Once you’re confident at climbing up hills, and enjoy the thrill of reaching the top, you may all be ready to then tackle a mountain, perhaps even the Sugar Loaf in Dublin or, some day, Croagh Patrick in Mayo. It’s fantastic to have goals like these – either for you to achieve on your own, or as a couple or entire family. These kinds of climbs are great for older children, teaching them how to set goals and then seeing the sheer pleasure they get from achieving them.

Exploring new places around where you live, or further afield, can be very exciting for young and older children – it also takes them away from the tech life, which is becoming increasingly important to parents who are concerned that their children are too ‘connected’ these days. With this in mind, maybe consider that everyone – bar one – leaves their phone at home? If there’s something urgent, you have one phone to use and that is adequate (plus hopefully you won’t use it at all).
Also, if you don’t have children, walking or hiking is a brilliant way to meet like-minded people.
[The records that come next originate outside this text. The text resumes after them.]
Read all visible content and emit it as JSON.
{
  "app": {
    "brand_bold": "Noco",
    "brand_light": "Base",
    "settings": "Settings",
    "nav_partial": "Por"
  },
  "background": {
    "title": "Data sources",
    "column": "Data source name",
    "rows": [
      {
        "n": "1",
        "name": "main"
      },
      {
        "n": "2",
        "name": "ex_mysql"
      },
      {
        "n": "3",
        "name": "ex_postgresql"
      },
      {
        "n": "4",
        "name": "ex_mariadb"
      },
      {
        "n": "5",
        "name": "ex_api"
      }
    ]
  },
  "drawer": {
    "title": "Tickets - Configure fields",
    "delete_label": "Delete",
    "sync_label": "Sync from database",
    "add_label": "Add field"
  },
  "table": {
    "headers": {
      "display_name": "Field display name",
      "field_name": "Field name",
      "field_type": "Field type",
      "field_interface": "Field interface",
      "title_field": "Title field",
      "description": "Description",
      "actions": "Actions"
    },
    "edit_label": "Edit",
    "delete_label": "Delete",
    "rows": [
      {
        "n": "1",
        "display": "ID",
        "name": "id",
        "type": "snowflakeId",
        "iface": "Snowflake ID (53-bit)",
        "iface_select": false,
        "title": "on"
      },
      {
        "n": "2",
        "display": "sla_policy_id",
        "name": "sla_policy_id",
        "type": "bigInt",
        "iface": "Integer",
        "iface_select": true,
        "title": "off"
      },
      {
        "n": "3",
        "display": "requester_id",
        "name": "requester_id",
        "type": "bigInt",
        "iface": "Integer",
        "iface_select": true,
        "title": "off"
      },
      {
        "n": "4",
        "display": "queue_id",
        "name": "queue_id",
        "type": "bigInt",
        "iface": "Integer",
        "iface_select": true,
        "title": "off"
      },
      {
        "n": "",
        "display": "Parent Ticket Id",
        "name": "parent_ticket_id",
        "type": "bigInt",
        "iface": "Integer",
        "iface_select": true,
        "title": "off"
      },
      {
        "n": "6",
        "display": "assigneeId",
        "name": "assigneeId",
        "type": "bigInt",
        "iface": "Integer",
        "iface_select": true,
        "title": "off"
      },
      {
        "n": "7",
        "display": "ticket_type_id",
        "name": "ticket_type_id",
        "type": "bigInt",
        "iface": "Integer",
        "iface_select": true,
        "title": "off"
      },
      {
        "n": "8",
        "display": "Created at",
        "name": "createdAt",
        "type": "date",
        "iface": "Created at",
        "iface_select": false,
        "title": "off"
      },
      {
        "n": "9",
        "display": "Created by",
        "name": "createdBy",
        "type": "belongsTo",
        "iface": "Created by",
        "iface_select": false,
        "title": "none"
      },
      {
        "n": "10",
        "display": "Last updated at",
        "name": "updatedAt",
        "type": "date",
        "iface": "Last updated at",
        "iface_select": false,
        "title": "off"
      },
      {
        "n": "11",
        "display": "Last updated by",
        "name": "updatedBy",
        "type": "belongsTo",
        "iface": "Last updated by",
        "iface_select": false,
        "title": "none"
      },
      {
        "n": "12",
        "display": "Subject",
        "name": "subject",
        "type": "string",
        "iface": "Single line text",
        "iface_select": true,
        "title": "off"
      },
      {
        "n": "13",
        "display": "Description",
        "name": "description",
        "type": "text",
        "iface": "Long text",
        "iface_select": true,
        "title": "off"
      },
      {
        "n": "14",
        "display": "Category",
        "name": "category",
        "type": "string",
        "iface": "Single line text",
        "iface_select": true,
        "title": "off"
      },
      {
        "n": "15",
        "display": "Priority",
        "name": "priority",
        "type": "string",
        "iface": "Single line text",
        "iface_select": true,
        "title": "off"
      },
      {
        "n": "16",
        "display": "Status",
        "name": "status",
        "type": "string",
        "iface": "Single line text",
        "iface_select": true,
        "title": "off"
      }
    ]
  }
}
Lots of people joing hill-walking and hiking clubs for the social benefits. You can even make it a weekend camping trip, taking the opportunity to explore remote, uninhabited areas or Ireland or further afield, or to endeavour for more energetic climbs, such as the highest peak in Leinster, Lugnaquilla, or the highest peak in Ireland, Carrauntoohill – both are very manageable with a reasonable level of fitness.

Take a Hike – Get the Gear

Although you may not want to spend the money, it’s well worth investing in good gear, especially for the adults (since the children keep growing!). Do ensure the children have waterproofs (pick some affordable ones up in Dunnes, Lidl or in Capel Street in one of the outdoor shops) and decent runners or hiking boots (well worth the investment if you plan a few hikes).

Take a Hike – The Essentials

– Backpack – avoid rigid metal frames to make the backpack lighter and more flexible. Don’t forget the basics – water and sunscreen. Pack a picnic to savour will make the day even more enjoyable.

– Two or even three layers on top – choose fleece or microfleece which are light but also great insulators.

– Jacket with hood – this must be waterproof obviously, but also make sure to choose a breathable fabric for summer.

– Walking boots – waterproof, well-fitting, with good grip.

For hikes in and around Dublin, check out  and for the top ten hikes in Ireland, click here.

Blog Post by Maebh Coyle